She takes a deep breath.
“Right here, about four in the afternoon, several hundred people were milling round waiting for the candidate. They were a little bothered because they hadn’t been given the flags and banners they usually give them to do the welcome. They thought that everything was a little bit on the cold side.”
Now she’s back in the scene. “So, Colosio arrives. He gets up onto the back of a pickup. There was no stage. Two or three people speak before him. Then he makes a speech about what he wants to do for Mexico. He finishes, gets down off the back of the pickup truck, and the music starts.”
Cortés says one of the tunes that seemed to be playing constantly through the loudspeakers was “El Baile de la Culebra” — “The Dance of the Snake.” I suddenly saw a snake looking at me... I won’t be able to dance if it bites my legs... Be careful of the snake…
“So now he walks toward the exit, heading down to the vehicles. Then there’s kind of a strange moment where they surround him. Tucanes — retired cops — CISEN intelligence agents, other people. And then they start pushing him toward this spot. They walk him, steer him, and they end up right here.
“His head of security stays back, two or three people are in front of him. In those last minutes, Colosio is backing up, or being pushed back. And then, suddenly — though nobody seems to notice, because there’s this crush of people — someone turns the music right up, just as someone else raises a gun and fires.”
But, they discovered later that there were two shots, one that went through his head, coming in from the left, the other that entered his stomach, coming in from the right.
“After the shooting, even the people around him don’t realize what’s happening until they see him on the ground. Somebody starts shouting, ‘They have hit the candidate with a bullet! Un balazo! They’ve hit the candidate with a bullet!’ People thought he had said the presidential candidate had been hit with a stick. Un palazo. The first versions the press got were that he had been hit on the head with a piece of wood.
“But then police and first-aid people said it wasn’t a palazo, it was a balazo.
“I came the following day and almost every day after that for two years.
“We based our first article on what the doctor told us about the wounds,” says Cortés. “A lady, Dr. Aubanel, sister of the ex-wife of the current mayor of Tijuana, Carlos Bustamante. Aubanel’s a cardiologist. She said she saw evidence of wounds from two different bullets. But she only said that once. She wouldn’t say that anymore. The government came right out and said there was only one gun involved, and I believe she was told from then on to say that she wasn’t an expert.”
Cortés was under the same pressure: to go along with the government’s lone-gunman line, that Mario Aburto Martínez was the sole shooter and plotter. But within four days, Cortés and Cordero were convinced otherwise. They wrote the story with the headline that sent a ripple through the nation: “Colosio: Victim of a Plot.”
Eighteen years after the assassination, there is still no agreement. “They handled the question in the movie the same way we did in the book,” says Cortés. “It could have involved organized crime, political groups, or the [old guard] interests that were affected by the naming of Colosio.”
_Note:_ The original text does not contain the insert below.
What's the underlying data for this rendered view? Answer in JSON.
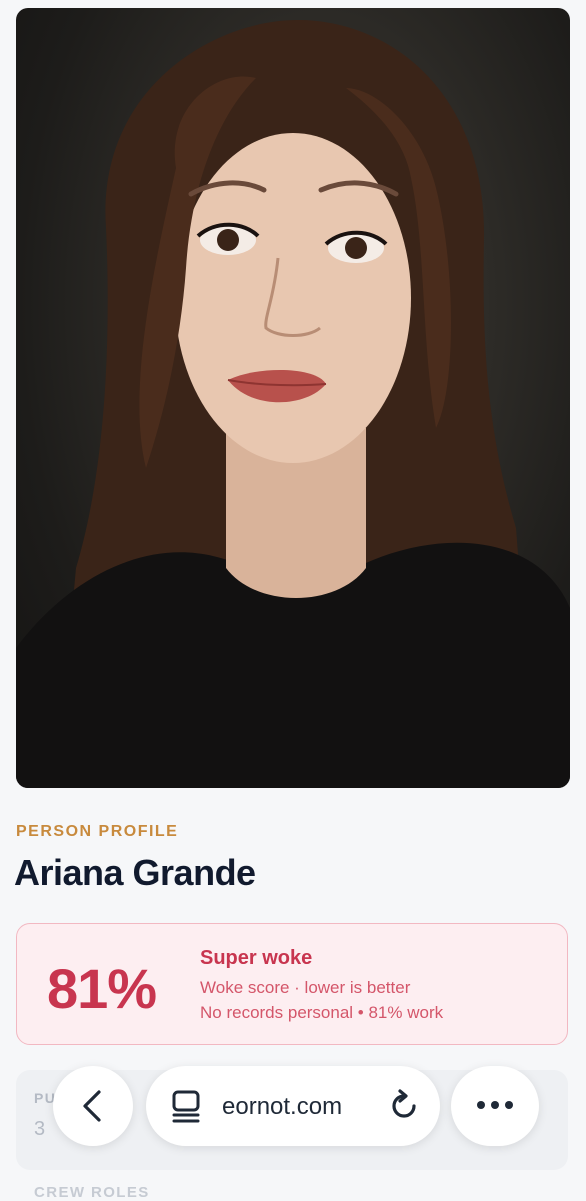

The most widely believed theory is that Colosio proved too keen a reformer. Just days before he was shot, Colosio gave a speech to huge crowds in Mexico City: “I see in Mexico a hunger and a thirst for justice...women and men afflicted by the abuse of the authorities or by the arrogance of governmental offices.”
It was an open push toward a more transparent and responsive democracy. The old guard of the PRI must have been having heart attacks.
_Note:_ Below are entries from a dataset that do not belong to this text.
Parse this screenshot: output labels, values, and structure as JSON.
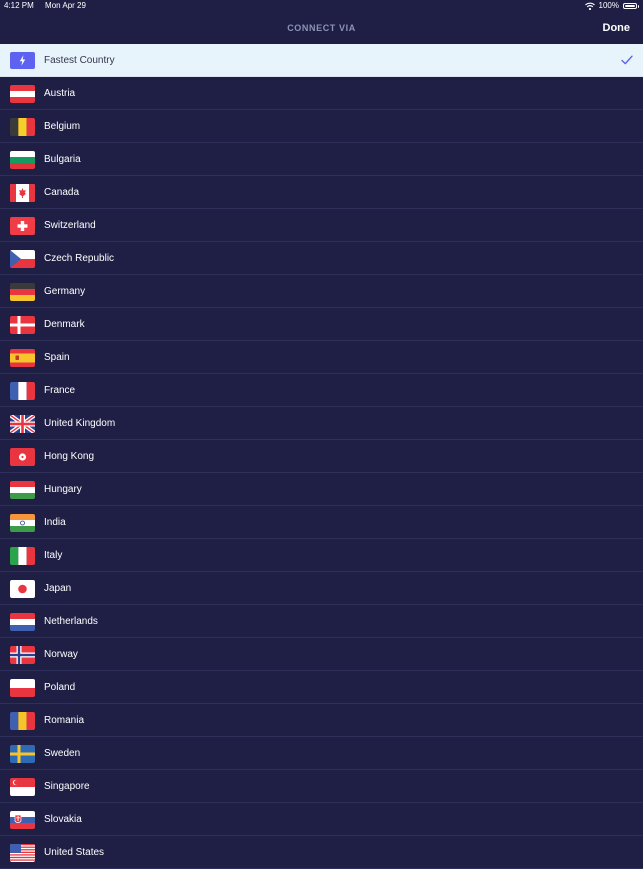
{
  "status_bar": {
    "time": "4:12 PM",
    "date": "Mon Apr 29",
    "battery": "100%"
  },
  "nav": {
    "title": "CONNECT VIA",
    "done_label": "Done"
  },
  "fastest": {
    "label": "Fastest Country",
    "selected": true
  },
  "countries": [
    {
      "label": "Austria",
      "icon": "flag-austria-icon"
    },
    {
      "label": "Belgium",
      "icon": "flag-belgium-icon"
    },
    {
      "label": "Bulgaria",
      "icon": "flag-bulgaria-icon"
    },
    {
      "label": "Canada",
      "icon": "flag-canada-icon"
    },
    {
      "label": "Switzerland",
      "icon": "flag-switzerland-icon"
    },
    {
      "label": "Czech Republic",
      "icon": "flag-czech-republic-icon"
    },
    {
      "label": "Germany",
      "icon": "flag-germany-icon"
    },
    {
      "label": "Denmark",
      "icon": "flag-denmark-icon"
    },
    {
      "label": "Spain",
      "icon": "flag-spain-icon"
    },
    {
      "label": "France",
      "icon": "flag-france-icon"
    },
    {
      "label": "United Kingdom",
      "icon": "flag-united-kingdom-icon"
    },
    {
      "label": "Hong Kong",
      "icon": "flag-hong-kong-icon"
    },
    {
      "label": "Hungary",
      "icon": "flag-hungary-icon"
    },
    {
      "label": "India",
      "icon": "flag-india-icon"
    },
    {
      "label": "Italy",
      "icon": "flag-italy-icon"
    },
    {
      "label": "Japan",
      "icon": "flag-japan-icon"
    },
    {
      "label": "Netherlands",
      "icon": "flag-netherlands-icon"
    },
    {
      "label": "Norway",
      "icon": "flag-norway-icon"
    },
    {
      "label": "Poland",
      "icon": "flag-poland-icon"
    },
    {
      "label": "Romania",
      "icon": "flag-romania-icon"
    },
    {
      "label": "Sweden",
      "icon": "flag-sweden-icon"
    },
    {
      "label": "Singapore",
      "icon": "flag-singapore-icon"
    },
    {
      "label": "Slovakia",
      "icon": "flag-slovakia-icon"
    },
    {
      "label": "United States",
      "icon": "flag-united-states-icon"
    }
  ],
  "colors": {
    "background": "#1f1f45",
    "selected_row": "#e7f4fb",
    "accent": "#5d62f0",
    "check": "#5d62f0",
    "title": "#8e93b4"
  }
}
And although other papers clung tenaciously to the single-shooter line (including, surprisingly, the fearless Tijuana weekly Zeta), today, nearly two decades later, Cortés feels a little vindicated by the movie we’ve seen.
“It’s fiction, but it’s very similar to what we uncovered,” she says. “I think they read our book very closely, and then they worked out the movie script.”
So, has anything changed in the intervening years?
“The fact that they were able to make and exhibit this movie shows we have made some progress.” ■